The 21st century has seen a massive change in the way people live their lives. It is now the digital era, and almost everything is online or made available in electronic form. There are now jobs online. Elections are now run in many countries so that people can submit votes electronically. Hotel bookings and other travel accommodations can be done online. Even bank transactions are done over the web.
One of the most consequential manual-to-digital revolutions is the US government’s drive to create electronic health records (EHRs) from the mountains of filed information for patients. The main aim is to make medical information available to all concerned parties whenever needed. The long term goal is making healthcare significantly more effective.
This policy direction delivered a jolt to the medical IT industry, inspiring hospitals all over the US to start looking for digitalization partners. It has also pushed clinics and hospitals to standardize their functions, especially those that relate to drug formulas.
Because of the scale and promise of these standardization efforts, health and pharmaceutical leaders and administrators are wondering how to best respond and take advantage of the EHR frenzy. Here are some of the ways that pharma companies can plan for the future…
Intensify efforts to get empirical support for product effectiveness.
The digitization of almost everything has bestowed on people the power of more effective insight. The mountains of data that is being digitized can be searched for trends, such as the effectiveness of one prescription over another. Informative resources that allow anyone to immediately refer to them for help in making crucial decisions regarding health are now on the horizon.
To make their products appealing to doctors and patients, pharmaceutical companies can focus on getting empirical support for their claims. They can conduct many forms of scientific analysis on the use and effectiveness of their drugs.
However, be careful not to interpret with the results just so they project only a positive image. Bear in mind that the main purpose of testing is to understand the actual mechanisms at play and eventually get ideas on how to improve. Tests should never be aimed at getting marketing support points, though those are going to be very welcome bonuses if that is what the study uncovers.

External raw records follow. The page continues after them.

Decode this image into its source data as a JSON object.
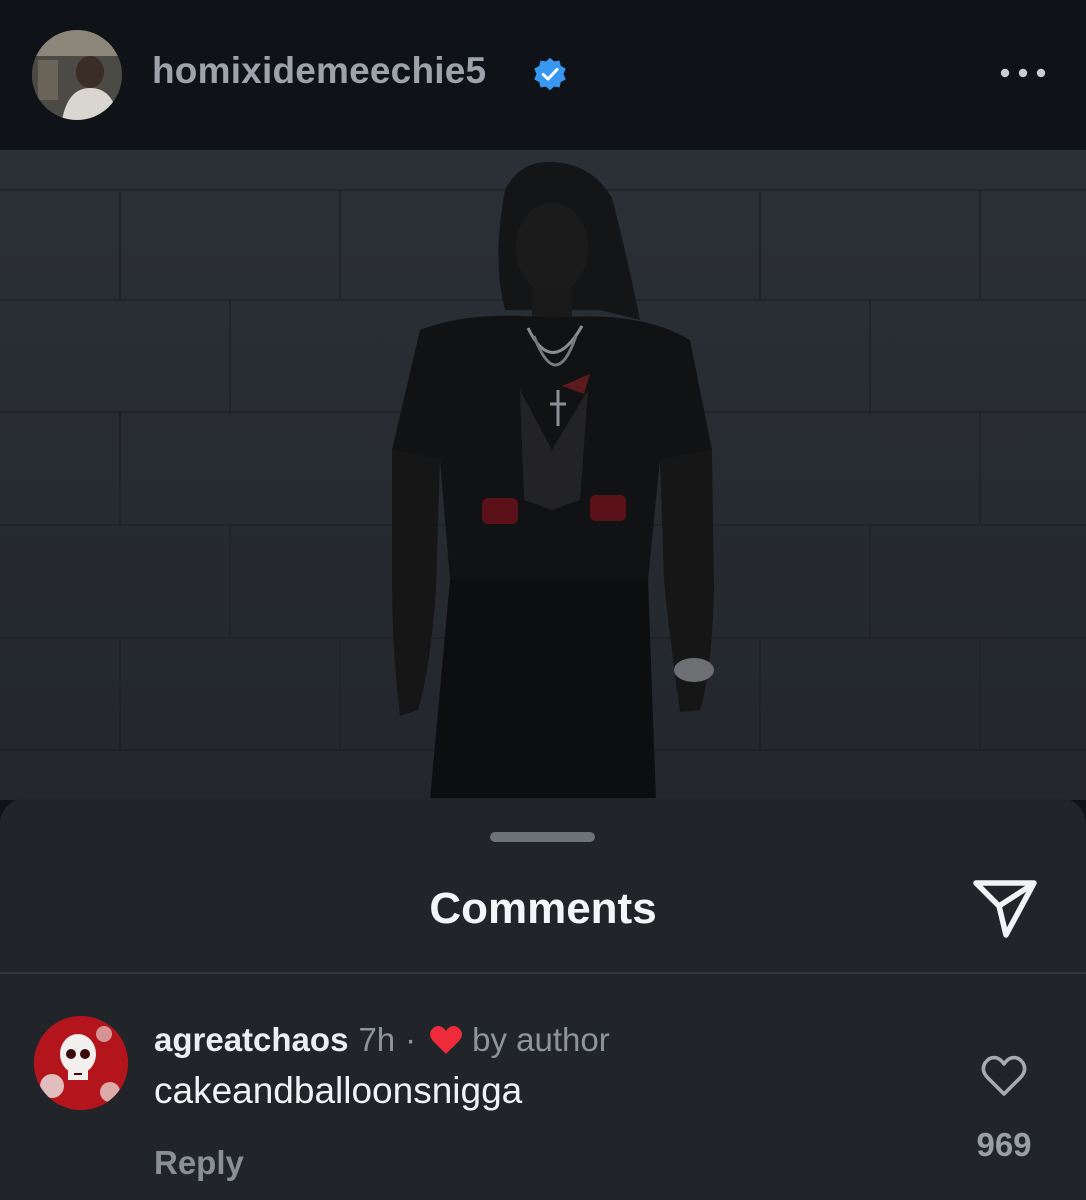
{
  "post": {
    "username": "homixidemeechie5",
    "verified_icon": "verified-badge-icon",
    "more_icon": "more-options-icon",
    "accent_color": "#3897f0"
  },
  "comments_sheet": {
    "title": "Comments",
    "share_icon": "send-icon",
    "comment": {
      "username": "agreatchaos",
      "time": "7h",
      "separator": "·",
      "liked_by_author_label": "by author",
      "text": "cakeandballoonsnigga",
      "reply_label": "Reply",
      "like_count": "969",
      "heart_color": "#ed2b3a"
    }
  }
}
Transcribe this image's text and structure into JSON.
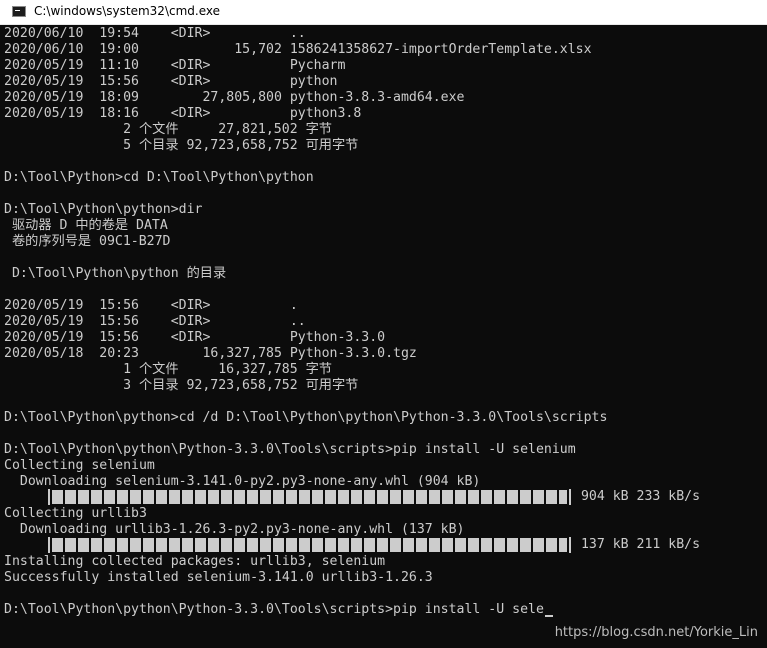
{
  "window": {
    "title": "C:\\windows\\system32\\cmd.exe",
    "icon": "console-icon"
  },
  "console": {
    "lines": [
      "2020/06/10  19:54    <DIR>          ..",
      "2020/06/10  19:00            15,702 1586241358627-importOrderTemplate.xlsx",
      "2020/05/19  11:10    <DIR>          Pycharm",
      "2020/05/19  15:56    <DIR>          python",
      "2020/05/19  18:09        27,805,800 python-3.8.3-amd64.exe",
      "2020/05/19  18:16    <DIR>          python3.8",
      "               2 个文件     27,821,502 字节",
      "               5 个目录 92,723,658,752 可用字节",
      "",
      "D:\\Tool\\Python>cd D:\\Tool\\Python\\python",
      "",
      "D:\\Tool\\Python\\python>dir",
      " 驱动器 D 中的卷是 DATA",
      " 卷的序列号是 09C1-B27D",
      "",
      " D:\\Tool\\Python\\python 的目录",
      "",
      "2020/05/19  15:56    <DIR>          .",
      "2020/05/19  15:56    <DIR>          ..",
      "2020/05/19  15:56    <DIR>          Python-3.3.0",
      "2020/05/18  20:23        16,327,785 Python-3.3.0.tgz",
      "               1 个文件     16,327,785 字节",
      "               3 个目录 92,723,658,752 可用字节",
      "",
      "D:\\Tool\\Python\\python>cd /d D:\\Tool\\Python\\python\\Python-3.3.0\\Tools\\scripts",
      "",
      "D:\\Tool\\Python\\python\\Python-3.3.0\\Tools\\scripts>pip install -U selenium",
      "Collecting selenium",
      "  Downloading selenium-3.141.0-py2.py3-none-any.whl (904 kB)",
      null,
      "Collecting urllib3",
      "  Downloading urllib3-1.26.3-py2.py3-none-any.whl (137 kB)",
      null,
      "Installing collected packages: urllib3, selenium",
      "Successfully installed selenium-3.141.0 urllib3-1.26.3",
      "",
      "D:\\Tool\\Python\\python\\Python-3.3.0\\Tools\\scripts>pip install -U sele"
    ],
    "progress": [
      {
        "fraction": 1.0,
        "stats": " 904 kB 233 kB/s"
      },
      {
        "fraction": 1.0,
        "stats": " 137 kB 211 kB/s"
      }
    ],
    "text_color": "#cccccc",
    "background": "#0c0c0c"
  },
  "watermark": "https://blog.csdn.net/Yorkie_Lin"
}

Manage the price of offers
“I think most prescribers see the reality of how much drugs cost and what the impact of prescribing them is,” says Susan Mashni. She is the chief pharmacy officer of the Ohio-based Mercy Health group. “As long as it’s just an educational discussion, they’re very responsive to the concept that you’re going to improve patient compliance if you don’t give them the most expensive drug out there.”
From this quote, it is clear that the eventual success of treatments is heavily hinged on the patient’s compliance with the provider’s advice or prescription. With the advent of the EHR, formularies are standardized and made available to the prescribing physicians.
If a patient complains that a particular drug is too expensive, alternatives can easily be accessed through the standardized formularies. If the alternative works, the provider will most probably reject the original prescription and go with the cheaper one moving forward. To compete, companies that sell drugs should really try to keep their prices at par with similar others on the market.
Maintain good relations with providers and buyers.
Even if a company’s drugs are good, they are going to be crossed out of an institution’s formulary if it’s difficult and costly to stock them. Time-tested customer service principles still apply even in the new age. Perhaps, even more so in healthcare where stress and pressure are always present. Pharma companies should never take their customers for granted.